◆ **Goal of the exercise**
Whatever appears in the data below, copy it exactly.

◆ **Given records**
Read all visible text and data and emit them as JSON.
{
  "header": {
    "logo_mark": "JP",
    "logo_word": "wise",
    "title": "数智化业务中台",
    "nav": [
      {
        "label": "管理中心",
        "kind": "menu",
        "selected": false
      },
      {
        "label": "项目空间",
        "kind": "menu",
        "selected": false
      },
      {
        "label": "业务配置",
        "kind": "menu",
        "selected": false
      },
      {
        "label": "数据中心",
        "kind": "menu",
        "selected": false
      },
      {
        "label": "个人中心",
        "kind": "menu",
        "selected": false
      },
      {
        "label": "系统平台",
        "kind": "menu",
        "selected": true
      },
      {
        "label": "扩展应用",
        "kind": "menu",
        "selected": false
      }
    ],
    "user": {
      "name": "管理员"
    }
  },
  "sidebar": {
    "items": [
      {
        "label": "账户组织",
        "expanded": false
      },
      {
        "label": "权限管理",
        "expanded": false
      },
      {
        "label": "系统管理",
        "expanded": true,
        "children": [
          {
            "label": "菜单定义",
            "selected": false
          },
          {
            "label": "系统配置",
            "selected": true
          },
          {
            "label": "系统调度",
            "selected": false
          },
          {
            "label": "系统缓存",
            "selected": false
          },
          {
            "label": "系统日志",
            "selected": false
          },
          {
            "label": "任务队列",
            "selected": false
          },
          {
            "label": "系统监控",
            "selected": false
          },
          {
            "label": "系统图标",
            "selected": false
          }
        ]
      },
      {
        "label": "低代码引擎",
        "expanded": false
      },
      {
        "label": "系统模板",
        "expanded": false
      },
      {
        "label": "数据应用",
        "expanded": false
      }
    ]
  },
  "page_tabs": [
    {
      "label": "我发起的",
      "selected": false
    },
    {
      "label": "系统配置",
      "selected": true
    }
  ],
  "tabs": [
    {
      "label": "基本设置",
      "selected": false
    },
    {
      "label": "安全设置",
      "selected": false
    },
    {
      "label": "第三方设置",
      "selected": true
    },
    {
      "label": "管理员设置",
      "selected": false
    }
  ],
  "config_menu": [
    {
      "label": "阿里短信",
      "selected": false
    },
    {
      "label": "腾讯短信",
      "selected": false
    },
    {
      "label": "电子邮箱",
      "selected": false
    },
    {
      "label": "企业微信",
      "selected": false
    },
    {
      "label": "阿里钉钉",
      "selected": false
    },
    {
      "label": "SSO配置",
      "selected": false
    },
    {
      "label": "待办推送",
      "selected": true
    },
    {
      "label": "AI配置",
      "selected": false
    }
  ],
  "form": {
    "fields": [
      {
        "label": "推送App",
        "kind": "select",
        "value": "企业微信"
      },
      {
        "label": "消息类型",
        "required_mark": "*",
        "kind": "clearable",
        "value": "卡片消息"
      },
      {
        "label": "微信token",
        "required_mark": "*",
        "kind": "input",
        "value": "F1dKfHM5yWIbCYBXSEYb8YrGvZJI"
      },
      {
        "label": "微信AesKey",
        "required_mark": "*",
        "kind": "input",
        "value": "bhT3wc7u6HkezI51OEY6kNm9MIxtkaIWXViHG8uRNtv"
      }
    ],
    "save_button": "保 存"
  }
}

◆ **Response for this exercise**
Read all visible text and data and emit them as JSON.
{
  "header": {
    "logo_mark": "JP",
    "logo_word": "wise",
    "title": "数智化业务中台",
    "nav": [
      {
        "label": "管理中心",
        "kind": "menu",
        "selected": false
      },
      {
        "label": "项目空间",
        "kind": "menu",
        "selected": false
      },
      {
        "label": "业务配置",
        "kind": "menu",
        "selected": false
      },
      {
        "label": "数据中心",
        "kind": "menu",
        "selected": false
      },
      {
        "label": "个人中心",
        "kind": "menu",
        "selected": false
      },
      {
        "label": "系统平台",
        "kind": "menu",
        "selected": true
      },
      {
        "label": "扩展应用",
        "kind": "menu",
        "selected": false
      }
    ],
    "user": {
      "name": "管理员"
    }
  },
  "sidebar": {
    "items": [
      {
        "label": "账户组织",
        "expanded": false
      },
      {
        "label": "权限管理",
        "expanded": false
      },
      {
        "label": "系统管理",
        "expanded": true,
        "children": [
          {
            "label": "菜单定义",
            "selected": false
          },
          {
            "label": "系统配置",
            "selected": true
          },
          {
            "label": "系统调度",
            "selected": false
          },
          {
            "label": "系统缓存",
            "selected": false
          },
          {
            "label": "系统日志",
            "selected": false
          },
          {
            "label": "任务队列",
            "selected": false
          },
          {
            "label": "系统监控",
            "selected": false
          },
          {
            "label": "系统图标",
            "selected": false
          }
        ]
      },
      {
        "label": "低代码引擎",
        "expanded": false
      },
      {
        "label": "系统模板",
        "expanded": false
      },
      {
        "label": "数据应用",
        "expanded": false
      }
    ]
  },
  "page_tabs": [
    {
      "label": "我发起的",
      "selected": false
    },
    {
      "label": "系统配置",
      "selected": true
    }
  ],
  "tabs": [
    {
      "label": "基本设置",
      "selected": false
    },
    {
      "label": "安全设置",
      "selected": false
    },
    {
      "label": "第三方设置",
      "selected": true
    },
    {
      "label": "管理员设置",
      "selected": false
    }
  ],
  "config_menu": [
    {
      "label": "阿里短信",
      "selected": false
    },
    {
      "label": "腾讯短信",
      "selected": false
    },
    {
      "label": "电子邮箱",
      "selected": false
    },
    {
      "label": "企业微信",
      "selected": false
    },
    {
      "label": "阿里钉钉",
      "selected": false
    },
    {
      "label": "SSO配置",
      "selected": false
    },
    {
      "label": "待办推送",
      "selected": true
    },
    {
      "label": "AI配置",
      "selected": false
    }
  ],
  "form": {
    "fields": [
      {
        "label": "推送App",
        "kind": "select",
        "value": "企业微信"
      },
      {
        "label": "消息类型",
        "required_mark": "*",
        "kind": "clearable",
        "value": "卡片消息"
      },
      {
        "label": "微信token",
        "required_mark": "*",
        "kind": "input",
        "value": "F1dKfHM5yWIbCYBXSEYb8YrGvZJI"
      },
      {
        "label": "微信AesKey",
        "required_mark": "*",
        "kind": "input",
        "value": "bhT3wc7u6HkezI51OEY6kNm9MIxtkaIWXViHG8uRNtv"
      }
    ],
    "save_button": "保 存"
  }
}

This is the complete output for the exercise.